Monday, September 8, 2008 Medication alert on mental illness

by Kate Benson

HALF of all people with schizophrenia and bipolar disorder who stop taking their medication will attempt suicide and 40% end up in prison, placing a huge emotional and financial burden on their families and society.

An international study of more than 1800 psychiatrists and carers, to be presented tomorrow in Melbourne at the Fifth World Congress on Mental Health and the Prevention of Mental and Behaviour Disorders, has found that about 80% of people with severe mental illness stop taking their medication at some point in their lives because they forget, cannot tolerate the drug's side effects or feel well.

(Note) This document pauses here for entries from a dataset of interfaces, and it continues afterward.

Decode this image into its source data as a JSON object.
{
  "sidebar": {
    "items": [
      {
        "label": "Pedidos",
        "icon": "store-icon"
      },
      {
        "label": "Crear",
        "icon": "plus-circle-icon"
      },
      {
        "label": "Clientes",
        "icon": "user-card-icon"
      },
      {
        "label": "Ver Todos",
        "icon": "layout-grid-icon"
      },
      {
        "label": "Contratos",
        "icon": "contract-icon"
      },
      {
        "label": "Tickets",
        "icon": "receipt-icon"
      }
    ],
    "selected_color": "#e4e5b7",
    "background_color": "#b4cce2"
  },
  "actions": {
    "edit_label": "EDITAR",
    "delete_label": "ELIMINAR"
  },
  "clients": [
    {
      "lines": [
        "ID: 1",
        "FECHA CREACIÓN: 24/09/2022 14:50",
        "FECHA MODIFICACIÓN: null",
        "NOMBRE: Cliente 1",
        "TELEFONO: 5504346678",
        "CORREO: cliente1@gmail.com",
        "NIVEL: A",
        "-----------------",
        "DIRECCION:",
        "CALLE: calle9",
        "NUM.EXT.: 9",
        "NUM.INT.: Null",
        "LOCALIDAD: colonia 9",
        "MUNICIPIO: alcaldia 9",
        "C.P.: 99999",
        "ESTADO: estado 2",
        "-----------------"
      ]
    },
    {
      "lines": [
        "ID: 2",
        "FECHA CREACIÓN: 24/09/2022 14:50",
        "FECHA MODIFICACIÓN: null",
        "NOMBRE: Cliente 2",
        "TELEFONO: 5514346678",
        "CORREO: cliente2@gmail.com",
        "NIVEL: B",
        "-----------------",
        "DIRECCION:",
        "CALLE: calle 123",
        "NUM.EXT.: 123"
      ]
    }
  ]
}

About 50% of people with psychotic illnesses have anognosia, a condition where sufferers do not feel that they have an illness and feel no need to be medicated. Almost all who do stop will relapse, resulting in a cascade of problems such as depression, erratic behaviour, hostility, mania, threats of suicide and self-harm, the study found. Most are admitted to hospital.

"Carers are hurting from a number of problems endemic in the Australian system.

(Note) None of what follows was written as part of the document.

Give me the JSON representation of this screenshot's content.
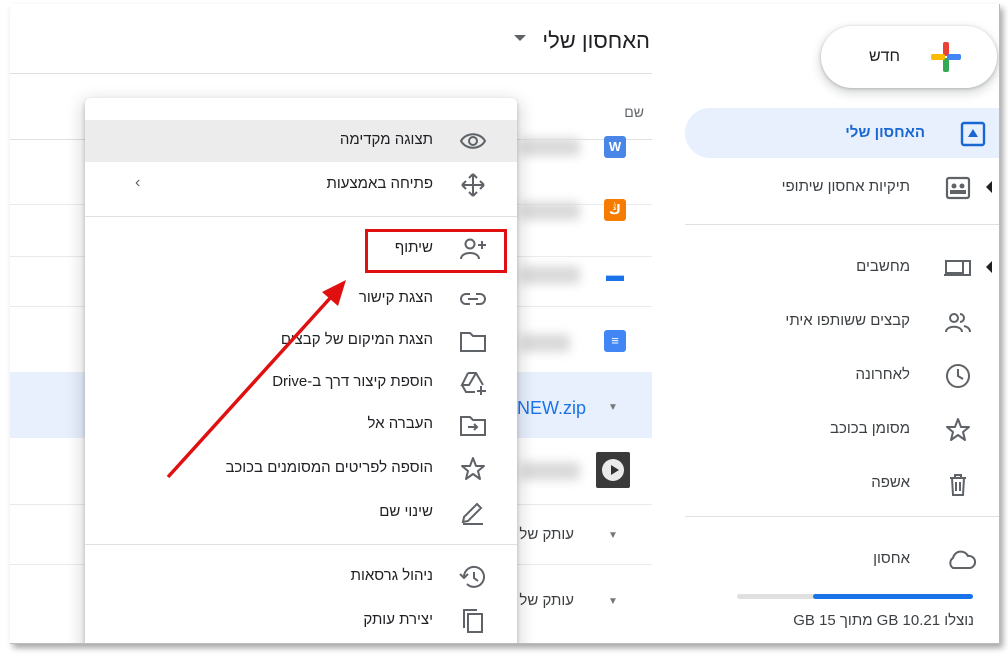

These include a lack of co-ordination in treatment plans at points of discharge from hospital, a drastic shortage of subsidised housing, few supported work programs and limited availability of psycho-social rehabilitation," the executive director of the Mental Illness Fellowship of Australia, Margaret Springgay, said yesterday.

"The failure to have a holistic mental health service linked to the broader life needs of people with mental illness can see many people discharged into the community without the support needed to keep them well."

Ms Springgay said that less than of 20% of Australians with severe mental illness were employed, compared to more than 50% in most other OECD countries, adding to sufferers' feelings of isolation and stigma.

"Research has shown time and again that about 50% of people with psychotic illness can be employed, but we have far too many on disability support pensions," she said, adding that mental health cost taxpayers more than $2.7 billion a year.

The study, called Keeping Care Complete, also found that about 73% of patients said they struggled to stay on their medication because of negative reports in the media about severe mental illness and 87% of psychiatrists believed that inaccurate portrayals in the media of people with schizophrenia and bipolar disorders negatively affected their patients.

"We may have moved away from institutions, but we haven't really broken the shackles for people with major mental illness," Melbourne University professor of psychiatry David Castle said.

"Medication is not the complete answer but it must be seen as the key to keeping these people well and it's a major challenge for psychiatrists because there is a very, very high chance that people who stop taking their medication will end up in hospital."

Twitter Delicious Facebook Digg Stumbleupon Favorites More

Design by Free WordPress Themes | Bloggerized by Lasantha - Premium Blogger Themes | cna certification